Today we have many options for using blur creatively in-camera and in post production. A popular and innovative family of lenses called Lensbabies allows for creative blur in-camera without the need for any software. And a software application/plug-in from Alien Skin Software called Exposure (see my hands-on review HERE) has a tool called “Bokeh” that allows you to take creative blur to a whole new level.

In this tutorial, I’ll show you how you can quickly and easily transform the look of a photo or illustration in Photoshop by introducing blur on various sections of the image. Photoshop CS4 are recommended, but you can use other blur tools and other applications to create similar effects.

STEP 1: Open your image and duplicate the Background Layer by dragging the background layer onto the copy layer icon at the bottom of the Layer palette, or by selecting the Background layer and choosing Layer>Duplicate Layer> then name the layer.

Fig. 1: Original Photo, which has been moderately sharpened overall (photo © Andrew Darlow)

STEP 2: Select the Background copy layer. It’s a good idea to rename it to something like “Blur Layer”. Then apply a blur over the entire image using Filter>Blur>Lens Blur. There are many variables and options available in this tool.
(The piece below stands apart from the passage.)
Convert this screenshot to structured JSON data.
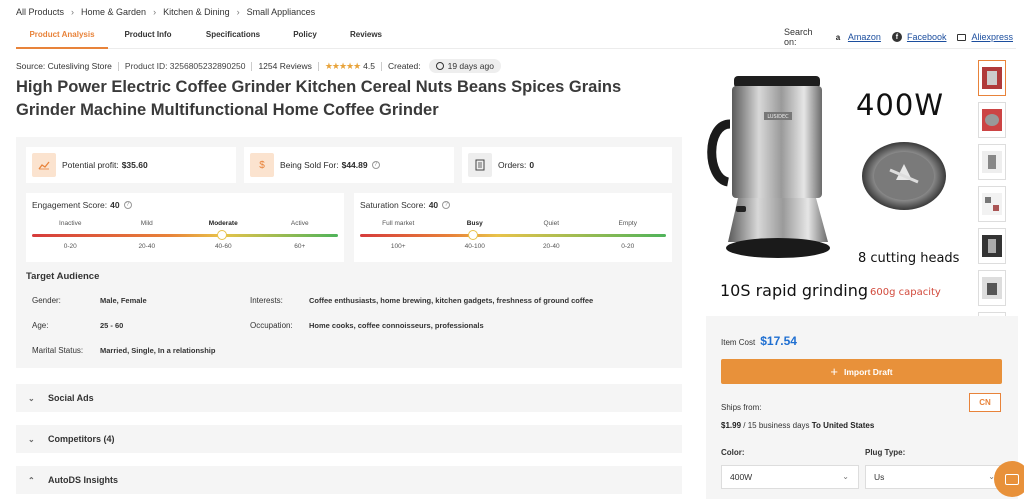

I used the options shown in Fig 2.

Fig. 2: Lens Blur tool in action (photo © Andrew Darlow)

STEP 3: While the top Layer is selected, create a Layer mask by Option (PC: Alt) Clicking on the Layer Mask icon (Fig. 3). That will conceal the blur and allow you to paint it in selectively.

Fig. 3: Duplicated layer with Layer mask

STEP 4: Select the Layer Mask icon and choose a shade of gray or pure white depending on the strength of the blur that you’d like. Then paint in the shade of white or gray you choose using a soft brush. About 100-300 pixels in size and 0 hardness works well for medium-resolution images (about 8-10 megapixel camera images, or 24-30MB in 8-bit RGB, which is 48-60MB in 16-bit RGB). Experiment to determine the best brush size for your images. I like to use the bracket keys “[ ]” to make the brush size larger and smaller as I work because it is fast. The mask that I created and edited can be seen in Fig 4.

Fig 4: The painted layer mask can be seen in the top of the layers palette, and the final image is shown to the left. (photo © Andrew Darlow)

STEP 5: Examine your work and switch to black in your color picker to paint back sharpness, or switch to another shade to make the blur effect stronger or weaker in any area of your image.

1 5 6 7 8 9 17